remember that Event logs are not caused by traffic passing through firewall policies.DO NOT REPRINT © FORTINET  Logging & Monitoring In configuring the Event log settings. user activity. such as administrator logins. So what you enable depends on what features you are implementing and what information you need to get out of the logs. For example. . One exception might be the user log. You can enable what events you want to log through the Log & Report > Log Config > Log Settings menu. and daily operations of the device. Event logs provide all of the system information generated by the FortiGate device. VPNs going up and down or routing protocol activity are not caused by traffic passing through a firewall policy. configuration changes made by administrators. but it does record user logon/logoff events on traffic that passes through policies. This does not record information about traffic through firewall policies directly.

. You can drill down through these logs and obtain further information by clicking any of the days.DO NOT REPRINT © FORTINET  Logging & Monitoring There is also a daily log monitor section. This displays the number of logs generated over time as well as the log type. This allows you to see where your FortiGate device is using most of its resources and if any trends are occurring.
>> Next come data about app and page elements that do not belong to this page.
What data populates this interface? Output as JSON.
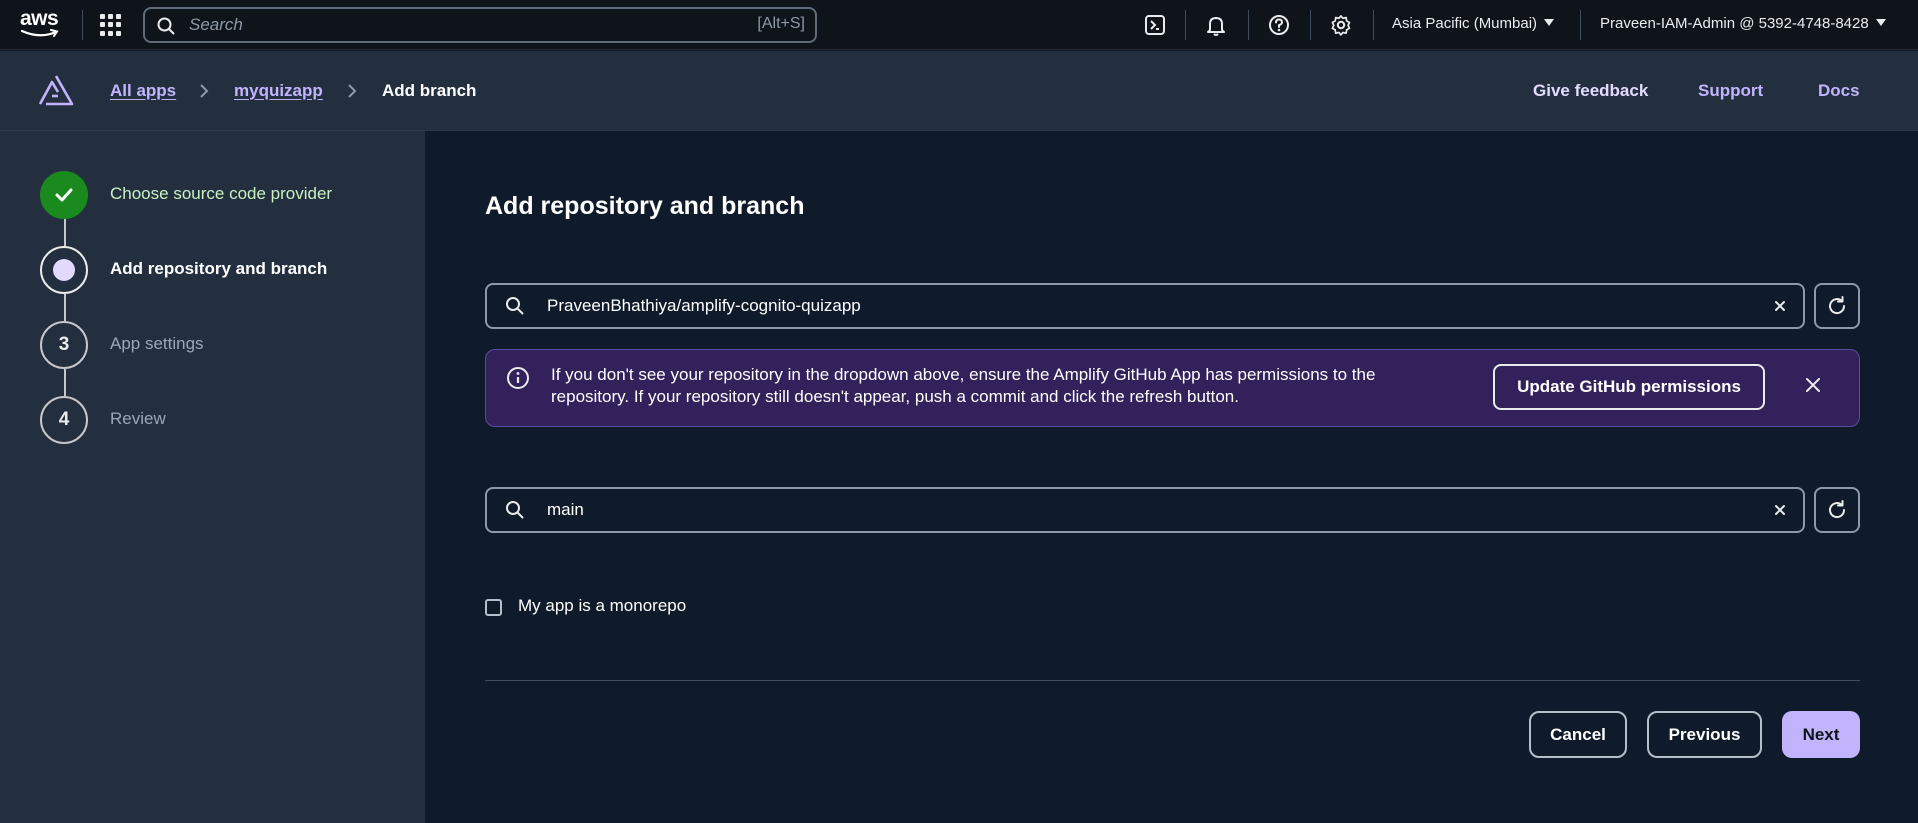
{
  "topbar": {
    "logo_text": "aws",
    "search_placeholder": "Search",
    "search_shortcut": "[Alt+S]",
    "region": "Asia Pacific (Mumbai)",
    "account": "Praveen-IAM-Admin @ 5392-4748-8428"
  },
  "header": {
    "breadcrumbs": [
      {
        "label": "All apps"
      },
      {
        "label": "myquizapp"
      },
      {
        "label": "Add branch"
      }
    ],
    "links": {
      "feedback": "Give feedback",
      "support": "Support",
      "docs": "Docs"
    }
  },
  "steps": [
    {
      "label": "Choose source code provider",
      "state": "completed"
    },
    {
      "label": "Add repository and branch",
      "state": "current"
    },
    {
      "number": "3",
      "label": "App settings",
      "state": "upcoming"
    },
    {
      "number": "4",
      "label": "Review",
      "state": "upcoming"
    }
  ],
  "main": {
    "title": "Add repository and branch",
    "repository_value": "PraveenBhathiya/amplify-cognito-quizapp",
    "branch_value": "main",
    "alert": {
      "message": "If you don't see your repository in the dropdown above, ensure the Amplify GitHub App has permissions to the repository. If your repository still doesn't appear, push a commit and click the refresh button.",
      "button_label": "Update GitHub permissions"
    },
    "monorepo_label": "My app is a monorepo",
    "monorepo_checked": false
  },
  "footer": {
    "cancel": "Cancel",
    "previous": "Previous",
    "next": "Next"
  },
  "colors": {
    "accent": "#c2b4fc",
    "success": "#1a8a1f",
    "alert_bg": "#33215b",
    "page_bg": "#0f1b2a",
    "panel_bg": "#232f3e"
  }
}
at any given moment. how the feature is performing. With a lot of security activity this could impact your CPU. This allows you to take a view.DO NOT REPRINT © FORTINET  Logging & Monitoring Each function of the FortiGate device has an equivalent “Monitor” menu item in the GUI. . so it’s disabled by default. The Security functions have a monitor option like the rest. but you need to enable it from the CLI before it appears.
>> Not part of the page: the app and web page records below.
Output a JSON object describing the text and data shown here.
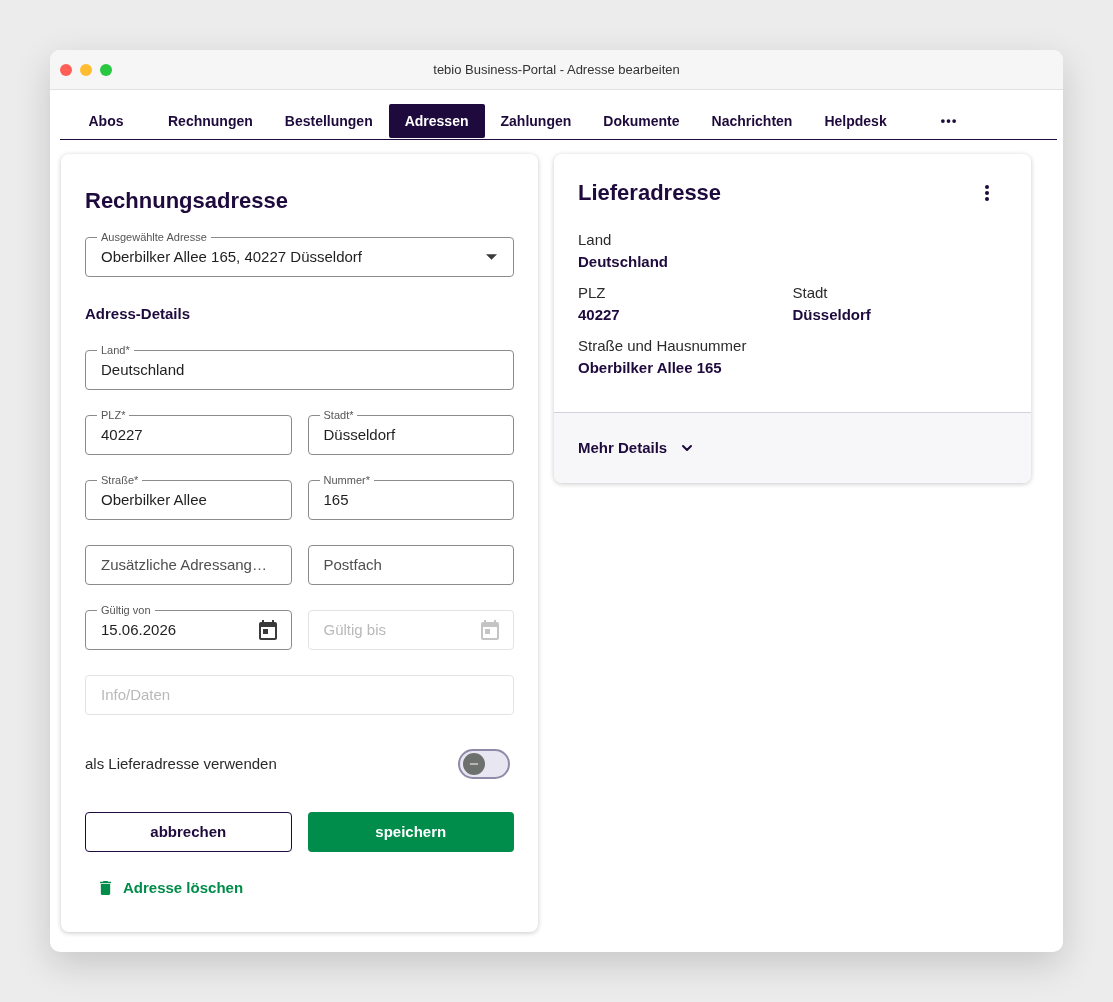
{
  "window": {
    "title": "tebio Business-Portal - Adresse bearbeiten"
  },
  "tabs": [
    {
      "label": "Abos",
      "selected": false
    },
    {
      "label": "Rechnungen",
      "selected": false
    },
    {
      "label": "Bestellungen",
      "selected": false
    },
    {
      "label": "Adressen",
      "selected": true
    },
    {
      "label": "Zahlungen",
      "selected": false
    },
    {
      "label": "Dokumente",
      "selected": false
    },
    {
      "label": "Nachrichten",
      "selected": false
    },
    {
      "label": "Helpdesk",
      "selected": false
    }
  ],
  "billing": {
    "title": "Rechnungsadresse",
    "address_select": {
      "label": "Ausgewählte Adresse",
      "value": "Oberbilker Allee 165, 40227 Düsseldorf"
    },
    "section_title": "Adress-Details",
    "field_rows": [
      [
        {
          "kind": "text",
          "label": "Land*",
          "value": "Deutschland",
          "disabled": false
        }
      ],
      [
        {
          "kind": "text",
          "label": "PLZ*",
          "value": "40227",
          "disabled": false
        },
        {
          "kind": "text",
          "label": "Stadt*",
          "value": "Düsseldorf",
          "disabled": false
        }
      ],
      [
        {
          "kind": "text",
          "label": "Straße*",
          "value": "Oberbilker Allee",
          "disabled": false
        },
        {
          "kind": "text",
          "label": "Nummer*",
          "value": "165",
          "disabled": false
        }
      ],
      [
        {
          "kind": "text",
          "placeholder": "Zusätzliche Adressang…",
          "disabled": false
        },
        {
          "kind": "text",
          "placeholder": "Postfach",
          "disabled": false
        }
      ],
      [
        {
          "kind": "date",
          "label": "Gültig von",
          "value": "15.06.2026",
          "disabled": false
        },
        {
          "kind": "date",
          "placeholder": "Gültig bis",
          "disabled": true
        }
      ],
      [
        {
          "kind": "text",
          "placeholder": "Info/Daten",
          "disabled": true
        }
      ]
    ],
    "delivery_toggle": {
      "label": "als Lieferadresse verwenden",
      "on": false
    },
    "cancel_button": "abbrechen",
    "save_button": "speichern",
    "delete_link": "Adresse löschen"
  },
  "delivery": {
    "title": "Lieferadresse",
    "detail_rows": [
      [
        {
          "label": "Land",
          "value": "Deutschland"
        }
      ],
      [
        {
          "label": "PLZ",
          "value": "40227"
        },
        {
          "label": "Stadt",
          "value": "Düsseldorf"
        }
      ],
      [
        {
          "label": "Straße und Hausnummer",
          "value": "Oberbilker Allee 165"
        }
      ]
    ],
    "more_details": {
      "label": "Mehr Details",
      "expanded": false
    }
  }
}
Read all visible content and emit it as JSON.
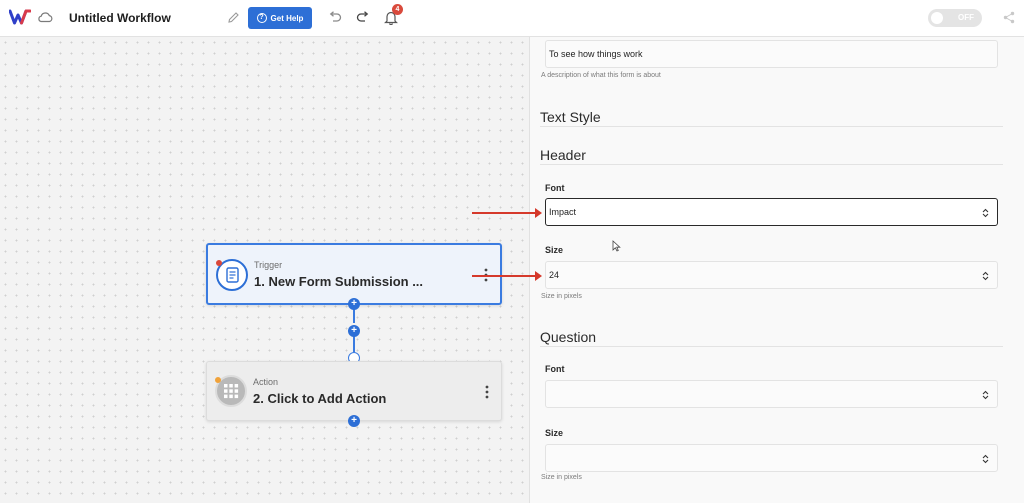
{
  "topbar": {
    "title": "Untitled Workflow",
    "help_label": "Get Help",
    "notification_count": "4",
    "toggle_label": "OFF",
    "logo_icon": "logo-icon",
    "cloud_icon": "cloud-icon"
  },
  "canvas": {
    "trigger": {
      "kind": "Trigger",
      "title": "1. New Form Submission ..."
    },
    "action": {
      "kind": "Action",
      "title": "2. Click to Add Action"
    }
  },
  "panel": {
    "description": {
      "value": "To see how things work",
      "hint": "A description of what this form is about"
    },
    "text_style_heading": "Text Style",
    "header": {
      "heading": "Header",
      "font_label": "Font",
      "font_value": "Impact",
      "size_label": "Size",
      "size_value": "24",
      "size_hint": "Size in pixels"
    },
    "question": {
      "heading": "Question",
      "font_label": "Font",
      "font_value": "",
      "size_label": "Size",
      "size_value": "",
      "size_hint": "Size in pixels"
    }
  },
  "colors": {
    "accent": "#2d6fd6",
    "annotation_arrow": "#d5392b",
    "trigger_dot": "#d9473b",
    "action_dot": "#f0a23a"
  }
}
such as AV Monitor. found in the GUI under Security Profiles > Monitor. and Application Monitor to name a few. It has sub-sections for each security feature to highlight recent activity. This gives you a snapshot of what is happening with that particular option. . Web Monitor. Almost every menu has this option.DO NOT REPRINT © FORTINET  Logging & Monitoring One example of a GUI monitor is the Security Profiles monitor.
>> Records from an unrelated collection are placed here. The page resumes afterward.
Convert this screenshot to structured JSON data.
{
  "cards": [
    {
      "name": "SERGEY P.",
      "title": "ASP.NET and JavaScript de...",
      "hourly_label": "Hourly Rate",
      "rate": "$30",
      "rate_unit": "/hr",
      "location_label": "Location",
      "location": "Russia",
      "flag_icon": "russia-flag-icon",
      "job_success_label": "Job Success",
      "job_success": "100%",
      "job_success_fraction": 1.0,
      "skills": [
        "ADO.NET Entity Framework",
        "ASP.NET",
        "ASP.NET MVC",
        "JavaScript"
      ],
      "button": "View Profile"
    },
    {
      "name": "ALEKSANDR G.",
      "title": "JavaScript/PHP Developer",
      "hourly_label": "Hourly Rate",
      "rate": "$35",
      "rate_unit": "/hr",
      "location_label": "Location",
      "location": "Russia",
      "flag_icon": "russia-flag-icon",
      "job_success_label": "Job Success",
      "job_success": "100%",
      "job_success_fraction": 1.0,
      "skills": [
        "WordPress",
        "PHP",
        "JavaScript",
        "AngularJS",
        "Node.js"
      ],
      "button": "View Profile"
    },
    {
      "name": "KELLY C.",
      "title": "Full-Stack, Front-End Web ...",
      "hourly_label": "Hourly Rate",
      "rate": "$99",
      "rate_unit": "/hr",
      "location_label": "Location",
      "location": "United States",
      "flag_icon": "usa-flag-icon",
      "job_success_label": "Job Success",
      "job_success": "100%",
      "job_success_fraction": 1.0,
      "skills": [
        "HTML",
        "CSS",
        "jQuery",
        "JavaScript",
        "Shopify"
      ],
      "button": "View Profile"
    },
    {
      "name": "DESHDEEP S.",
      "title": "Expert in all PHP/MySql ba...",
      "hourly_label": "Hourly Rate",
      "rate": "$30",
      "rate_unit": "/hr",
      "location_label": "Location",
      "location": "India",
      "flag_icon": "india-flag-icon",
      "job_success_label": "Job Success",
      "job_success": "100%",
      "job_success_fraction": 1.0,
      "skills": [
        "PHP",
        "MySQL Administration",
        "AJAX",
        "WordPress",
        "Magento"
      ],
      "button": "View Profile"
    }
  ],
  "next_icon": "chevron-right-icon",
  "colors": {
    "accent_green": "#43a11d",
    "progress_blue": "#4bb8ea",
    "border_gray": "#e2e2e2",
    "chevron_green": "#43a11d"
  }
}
Many can be customized to show the same type of information in multiple ways. with each instance displaying different information. you can configure any of the available settings for that widget. You can add some widgets to the same dashboard multiple times. . If you click the pencil icon in the upper right corner of the widget.DO NOT REPRINT © FORTINET  Logging & Monitoring Another means of monitoring is through the widgets on the status page.

DO NOT REPRINT © FORTINET  Logging & Monitoring By default. it will not impact any of the other users. . You can alter a user’s permissions to not allow them to make changes to their dashboard and use this to restrict their access. so if one user deletes a dashboard and rearranges the widgets on the Status page. there are a number of different dashboards available. Each one has a different name with a different collection of widgets to provide different types of information. Each user has their own dashboard setup and layout.

with different processes that handle different things. If there is an abnormal termination of a process. the crash log records this as a crash. This is a normal shutdown and appears with a status of zero.DO NOT REPRINT © FORTINET  Logging & Monitoring One other area you may want to monitor. that process needs to close down in order to apply the new package. which is the process responsible for virus scanning. like DHCP or web filtering for example. . available through the CLI. purely for diagnostics. which indicates a normal shut down with no abnormalities. you can look at the crash logs and find out the conditions that caused it. Any time a process is closed for any reason. is the crash logs. A normal and fairly common thing to see in the crash log are entries for Scanunitd. Any time the definitions package is updated. The FortiGate is like a computer.

log types and subtypes. log structure and behavior. reading. storage locations.DO NOT REPRINT © FORTINET  Logging & Monitoring In this lesson. log settings. we covered log severity levels. . and interpreting log messages. and monitoring. viewing logs messages.